**What is needed:** With "Policy" as the search word, show every line of the material that has it.

**Records:**
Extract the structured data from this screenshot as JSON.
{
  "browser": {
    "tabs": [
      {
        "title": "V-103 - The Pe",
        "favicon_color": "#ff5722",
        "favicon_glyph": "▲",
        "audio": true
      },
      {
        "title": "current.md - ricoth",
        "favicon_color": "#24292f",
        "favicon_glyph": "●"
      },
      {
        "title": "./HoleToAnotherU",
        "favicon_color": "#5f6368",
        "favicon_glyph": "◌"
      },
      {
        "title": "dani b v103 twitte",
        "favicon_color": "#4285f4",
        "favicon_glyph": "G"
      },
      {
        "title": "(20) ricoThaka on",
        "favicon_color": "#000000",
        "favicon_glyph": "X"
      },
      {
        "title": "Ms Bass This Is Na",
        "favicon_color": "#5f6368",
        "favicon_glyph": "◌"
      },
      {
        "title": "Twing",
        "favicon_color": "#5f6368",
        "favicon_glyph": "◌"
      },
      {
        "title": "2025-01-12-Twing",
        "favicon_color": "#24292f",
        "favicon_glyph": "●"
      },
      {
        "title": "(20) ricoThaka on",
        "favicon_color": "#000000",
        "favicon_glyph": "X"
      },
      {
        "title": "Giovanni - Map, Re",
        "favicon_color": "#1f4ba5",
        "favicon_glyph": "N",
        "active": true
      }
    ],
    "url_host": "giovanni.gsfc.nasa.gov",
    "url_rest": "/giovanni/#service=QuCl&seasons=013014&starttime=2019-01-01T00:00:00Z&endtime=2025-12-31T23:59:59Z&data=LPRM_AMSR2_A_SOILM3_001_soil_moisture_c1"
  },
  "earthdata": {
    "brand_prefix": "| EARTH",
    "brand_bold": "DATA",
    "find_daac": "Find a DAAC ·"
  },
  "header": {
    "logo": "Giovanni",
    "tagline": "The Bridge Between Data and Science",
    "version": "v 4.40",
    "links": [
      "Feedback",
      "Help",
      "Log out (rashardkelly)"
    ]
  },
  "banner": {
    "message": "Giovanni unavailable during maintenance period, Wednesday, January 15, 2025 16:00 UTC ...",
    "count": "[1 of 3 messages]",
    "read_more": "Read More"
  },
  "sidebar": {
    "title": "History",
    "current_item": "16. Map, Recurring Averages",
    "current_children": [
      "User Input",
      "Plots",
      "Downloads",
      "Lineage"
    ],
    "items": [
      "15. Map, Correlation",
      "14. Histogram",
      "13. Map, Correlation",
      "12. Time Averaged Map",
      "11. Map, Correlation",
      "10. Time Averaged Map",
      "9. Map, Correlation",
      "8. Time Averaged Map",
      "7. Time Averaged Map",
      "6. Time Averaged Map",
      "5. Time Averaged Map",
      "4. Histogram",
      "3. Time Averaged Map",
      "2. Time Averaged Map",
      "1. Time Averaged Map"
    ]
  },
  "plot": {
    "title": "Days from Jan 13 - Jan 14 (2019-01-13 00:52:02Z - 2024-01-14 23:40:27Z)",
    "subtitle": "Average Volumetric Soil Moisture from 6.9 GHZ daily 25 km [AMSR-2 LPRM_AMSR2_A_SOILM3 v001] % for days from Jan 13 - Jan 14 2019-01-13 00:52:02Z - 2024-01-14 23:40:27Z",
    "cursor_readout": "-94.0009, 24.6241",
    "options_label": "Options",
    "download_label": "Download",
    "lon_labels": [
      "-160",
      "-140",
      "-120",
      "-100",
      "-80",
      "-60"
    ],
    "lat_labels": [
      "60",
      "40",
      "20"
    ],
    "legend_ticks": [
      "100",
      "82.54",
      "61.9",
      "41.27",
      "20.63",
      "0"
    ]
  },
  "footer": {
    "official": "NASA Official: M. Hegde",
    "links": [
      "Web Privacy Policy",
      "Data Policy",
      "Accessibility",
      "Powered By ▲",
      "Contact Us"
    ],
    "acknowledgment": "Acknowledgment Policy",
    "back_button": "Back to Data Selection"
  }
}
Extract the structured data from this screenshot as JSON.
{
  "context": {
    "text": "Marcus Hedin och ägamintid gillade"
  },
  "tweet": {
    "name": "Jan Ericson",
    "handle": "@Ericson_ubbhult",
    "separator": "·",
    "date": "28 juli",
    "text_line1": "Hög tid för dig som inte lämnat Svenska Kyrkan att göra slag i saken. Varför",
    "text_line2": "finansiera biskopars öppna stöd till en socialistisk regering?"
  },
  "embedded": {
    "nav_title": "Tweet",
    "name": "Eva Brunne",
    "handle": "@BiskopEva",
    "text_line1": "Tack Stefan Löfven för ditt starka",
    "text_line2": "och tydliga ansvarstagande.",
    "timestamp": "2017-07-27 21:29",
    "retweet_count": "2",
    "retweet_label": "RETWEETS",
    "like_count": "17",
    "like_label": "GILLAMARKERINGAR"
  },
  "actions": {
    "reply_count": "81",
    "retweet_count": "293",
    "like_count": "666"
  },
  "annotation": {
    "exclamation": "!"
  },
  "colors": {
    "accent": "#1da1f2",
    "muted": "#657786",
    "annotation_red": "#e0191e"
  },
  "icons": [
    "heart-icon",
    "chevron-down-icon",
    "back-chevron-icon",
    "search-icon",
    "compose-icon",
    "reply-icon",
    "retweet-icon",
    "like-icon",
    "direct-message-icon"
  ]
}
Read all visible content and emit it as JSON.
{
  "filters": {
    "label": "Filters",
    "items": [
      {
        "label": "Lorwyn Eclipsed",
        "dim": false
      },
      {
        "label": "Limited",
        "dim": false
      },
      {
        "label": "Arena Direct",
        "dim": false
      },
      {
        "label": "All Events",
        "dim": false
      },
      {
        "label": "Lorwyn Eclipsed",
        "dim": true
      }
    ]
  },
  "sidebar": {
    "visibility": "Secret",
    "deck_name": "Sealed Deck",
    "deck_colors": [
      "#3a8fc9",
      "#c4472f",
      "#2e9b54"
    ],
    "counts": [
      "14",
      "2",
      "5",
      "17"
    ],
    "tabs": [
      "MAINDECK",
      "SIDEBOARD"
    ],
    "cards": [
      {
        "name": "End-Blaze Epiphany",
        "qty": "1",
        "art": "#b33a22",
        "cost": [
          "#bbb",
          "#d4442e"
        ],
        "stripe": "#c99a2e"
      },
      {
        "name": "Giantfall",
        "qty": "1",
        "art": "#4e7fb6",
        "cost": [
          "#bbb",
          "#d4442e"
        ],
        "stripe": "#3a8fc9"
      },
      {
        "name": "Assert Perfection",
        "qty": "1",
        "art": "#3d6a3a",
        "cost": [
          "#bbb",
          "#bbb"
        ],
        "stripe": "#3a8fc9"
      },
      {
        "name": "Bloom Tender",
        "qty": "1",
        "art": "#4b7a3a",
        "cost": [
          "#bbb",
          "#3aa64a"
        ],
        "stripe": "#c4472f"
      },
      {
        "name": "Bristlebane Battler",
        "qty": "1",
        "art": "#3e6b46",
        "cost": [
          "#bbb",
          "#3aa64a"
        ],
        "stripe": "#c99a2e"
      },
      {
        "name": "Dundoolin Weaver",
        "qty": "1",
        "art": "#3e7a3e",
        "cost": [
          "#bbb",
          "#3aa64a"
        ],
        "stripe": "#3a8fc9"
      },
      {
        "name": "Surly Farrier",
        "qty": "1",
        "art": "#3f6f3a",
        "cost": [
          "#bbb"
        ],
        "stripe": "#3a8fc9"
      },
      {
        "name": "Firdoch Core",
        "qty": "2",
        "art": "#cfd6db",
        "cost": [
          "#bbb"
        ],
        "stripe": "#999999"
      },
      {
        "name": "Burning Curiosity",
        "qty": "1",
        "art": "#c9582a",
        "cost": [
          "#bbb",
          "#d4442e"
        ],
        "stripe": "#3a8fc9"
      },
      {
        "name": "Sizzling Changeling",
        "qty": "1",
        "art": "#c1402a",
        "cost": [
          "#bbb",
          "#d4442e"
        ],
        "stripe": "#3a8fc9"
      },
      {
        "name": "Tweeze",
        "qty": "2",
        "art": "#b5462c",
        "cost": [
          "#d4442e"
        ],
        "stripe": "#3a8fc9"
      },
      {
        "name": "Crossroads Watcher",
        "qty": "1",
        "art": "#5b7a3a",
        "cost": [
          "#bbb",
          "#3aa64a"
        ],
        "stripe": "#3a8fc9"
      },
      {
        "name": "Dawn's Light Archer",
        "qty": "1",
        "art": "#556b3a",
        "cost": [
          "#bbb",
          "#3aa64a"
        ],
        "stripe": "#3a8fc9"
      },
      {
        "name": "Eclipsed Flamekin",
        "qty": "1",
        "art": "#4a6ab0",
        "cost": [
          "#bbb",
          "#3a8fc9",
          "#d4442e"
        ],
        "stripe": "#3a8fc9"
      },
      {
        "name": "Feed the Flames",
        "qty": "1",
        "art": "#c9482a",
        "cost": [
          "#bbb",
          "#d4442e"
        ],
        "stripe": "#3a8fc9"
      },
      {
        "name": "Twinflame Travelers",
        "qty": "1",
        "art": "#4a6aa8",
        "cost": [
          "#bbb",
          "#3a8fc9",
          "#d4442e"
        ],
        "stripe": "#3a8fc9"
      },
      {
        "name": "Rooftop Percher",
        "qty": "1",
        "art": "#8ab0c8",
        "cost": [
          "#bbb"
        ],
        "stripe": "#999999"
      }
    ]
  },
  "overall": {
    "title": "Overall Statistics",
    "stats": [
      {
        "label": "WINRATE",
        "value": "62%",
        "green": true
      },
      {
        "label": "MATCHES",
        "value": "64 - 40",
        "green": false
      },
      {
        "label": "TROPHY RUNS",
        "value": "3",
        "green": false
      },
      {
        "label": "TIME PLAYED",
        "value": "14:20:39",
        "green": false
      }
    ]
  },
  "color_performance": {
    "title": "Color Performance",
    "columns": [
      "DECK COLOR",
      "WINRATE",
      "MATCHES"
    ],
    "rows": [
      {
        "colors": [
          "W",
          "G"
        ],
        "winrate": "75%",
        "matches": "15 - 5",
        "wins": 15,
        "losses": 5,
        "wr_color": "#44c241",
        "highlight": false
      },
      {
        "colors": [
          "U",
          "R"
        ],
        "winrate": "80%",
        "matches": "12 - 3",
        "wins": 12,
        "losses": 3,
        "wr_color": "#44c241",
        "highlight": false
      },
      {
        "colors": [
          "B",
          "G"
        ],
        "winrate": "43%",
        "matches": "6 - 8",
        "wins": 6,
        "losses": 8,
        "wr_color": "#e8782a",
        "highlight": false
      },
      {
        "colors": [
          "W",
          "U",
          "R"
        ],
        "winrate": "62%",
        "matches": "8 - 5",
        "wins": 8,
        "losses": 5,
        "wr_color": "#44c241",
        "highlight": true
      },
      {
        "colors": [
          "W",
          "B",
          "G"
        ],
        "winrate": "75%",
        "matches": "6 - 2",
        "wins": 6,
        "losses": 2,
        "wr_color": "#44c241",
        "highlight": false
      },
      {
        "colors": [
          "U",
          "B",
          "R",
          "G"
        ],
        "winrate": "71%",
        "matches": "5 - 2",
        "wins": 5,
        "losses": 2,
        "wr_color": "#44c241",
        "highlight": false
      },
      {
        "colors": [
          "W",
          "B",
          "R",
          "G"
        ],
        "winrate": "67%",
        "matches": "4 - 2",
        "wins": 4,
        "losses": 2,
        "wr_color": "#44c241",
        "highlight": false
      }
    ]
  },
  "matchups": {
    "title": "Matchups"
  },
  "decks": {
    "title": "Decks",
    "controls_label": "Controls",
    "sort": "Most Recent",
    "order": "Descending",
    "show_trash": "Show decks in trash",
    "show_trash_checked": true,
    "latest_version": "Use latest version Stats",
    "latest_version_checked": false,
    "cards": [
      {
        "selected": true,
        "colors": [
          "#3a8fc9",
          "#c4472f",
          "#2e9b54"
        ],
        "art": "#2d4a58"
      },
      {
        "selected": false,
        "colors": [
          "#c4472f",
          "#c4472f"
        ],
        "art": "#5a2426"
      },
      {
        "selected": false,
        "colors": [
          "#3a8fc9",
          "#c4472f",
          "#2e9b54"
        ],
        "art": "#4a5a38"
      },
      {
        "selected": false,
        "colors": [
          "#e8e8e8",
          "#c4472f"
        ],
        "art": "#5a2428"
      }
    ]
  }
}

**Response area:**
      "Web Privacy Policy",
      "Data Policy",
    "acknowledgment": "Acknowledgment Policy",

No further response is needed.